Deliverance Is from God; The Righteous King (Isaiah 31-32) April 27
Chapter 31 restates much of the theme of chapter 30: The people were looking to Egypt for help instead of looking to God. And ultimately Assyria would fall, but not because of Egypt. This was true of the destruction that came upon Sennacherib's army in Isaiah's day. And it will also be true of what happens at the return of Jesus Christ—when He destroys the armies of the nations, including Assyria, that come against Him.
Indeed, this is all primarily an end-time prophecy, since chapter 32 carries right on from God's victory. The king who would reign in righteousness was not a reference to Hezekiah, who already sat on the throne of Judah. Rather, this speaks of the reign of the Messiah. Verses 5-8 describe how, under His righteous rule, there will be no more labeling of right as wrong and wrong as right. Everything will be seen for what it truly is. Evil will be decried and judged, and good will at last be exalted.

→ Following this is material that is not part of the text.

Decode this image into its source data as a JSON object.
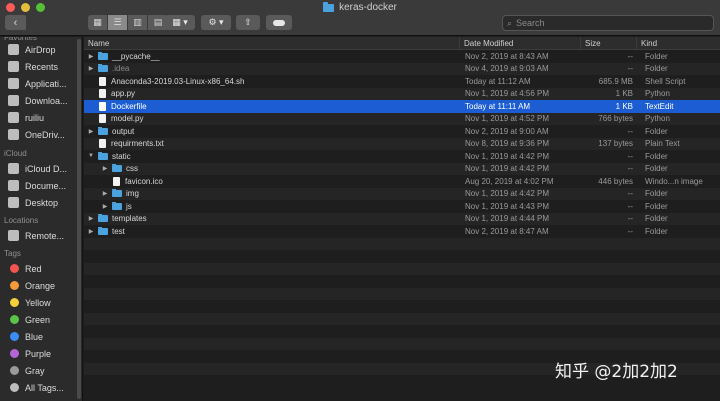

Verse 10 says, "In a year and some days..." The King James Version has "many days and years." The literal wording is "days upon a year" (Jamieson, Fausset & Brown's Commentary, note on verse 10). If it really does mean a year and some days, this was perhaps a reference by Isaiah to the coming destruction of Sennacherib in 701 B.C. The women and daughters of verses 9-11 are possibly understood to mean "the cities and villages of Judea" (note on verses 9-20). Many of them will be ravaged and destroyed. Jerusalem will not be: "Not Jerusalem itself, but other cities destroyed by Sennacherib in his march... However, the prophecy, in its full accomplishment, refers to the utter desolation of Judea and its capital [Jerusalem] by Rome [soon after Christ's first coming], and subsequently [by the end-time resurrection of Rome—the final Assyria and Babylon], previous to the second coming of the King (Ps. 118:26; Luke 13:35; 19:38); 'the joyous city' is in this view, Jerusalem" (note on verse 13).

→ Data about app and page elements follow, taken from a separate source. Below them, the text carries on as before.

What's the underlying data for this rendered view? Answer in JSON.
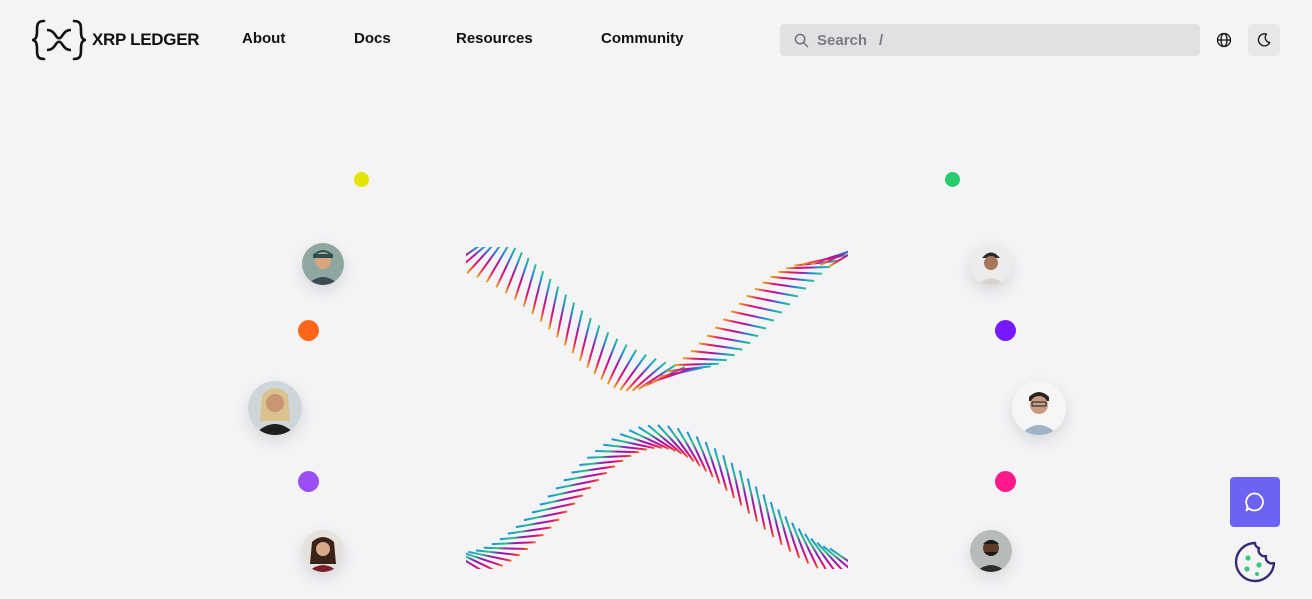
{
  "header": {
    "logo_text": "XRP LEDGER",
    "nav": [
      {
        "label": "About"
      },
      {
        "label": "Docs"
      },
      {
        "label": "Resources"
      },
      {
        "label": "Community"
      }
    ],
    "search": {
      "placeholder": "Search",
      "shortcut": "/"
    },
    "icons": {
      "language": "globe-icon",
      "theme": "moon-icon"
    }
  },
  "hero": {
    "dots_left": [
      "#e4e400",
      "#ff6619",
      "#9a4ff2"
    ],
    "dots_right": [
      "#28cc6e",
      "#7919ff",
      "#ff198b"
    ],
    "x_gradient_top": [
      "#e8b019",
      "#e8195f",
      "#b0119c",
      "#1e8be0",
      "#28c781"
    ],
    "x_gradient_bottom": [
      "#1e8be0",
      "#28c781",
      "#8a1fb3",
      "#b0119c",
      "#e8195f",
      "#e87a19"
    ]
  },
  "floating": {
    "chat_icon": "chat-bubble-icon",
    "cookie_icon": "cookie-icon",
    "chat_color": "#6c63f3",
    "cookie_color": "#3a2a73"
  }
}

But the days of trouble will not last forever. On the day of Pentecost, when the Holy Spirit was given to the apostles, Peter cited the book of Joel to explain what was occurring (Acts 2:16-21; Joel 2:28-32). Of course, prophecies of God pouring out His Spirit were not limited to Joel. Isaiah 32:15, for instance, also describes this outpouring—though, as with Joel, its ultimate fulfillment is yet to occur, when God's Spirit is available to all mankind (see also Isaiah 44:3; Proverbs 1:23; Ezekiel 39:29; Zechariah 12:10).
It is this outpouring of God's Spirit, in concert with the direct rule of Jesus Christ, that will at last bring peace to the world. For God's Spirit (Isaiah 32:15) enables righteousness (verse 16)—the keeping of God's commandments (Psalm 119:172). And the keeping of God's commandments results in peace (Isaiah 32:17)—which Jesus Himself will maintain throughout His rule (verse 18).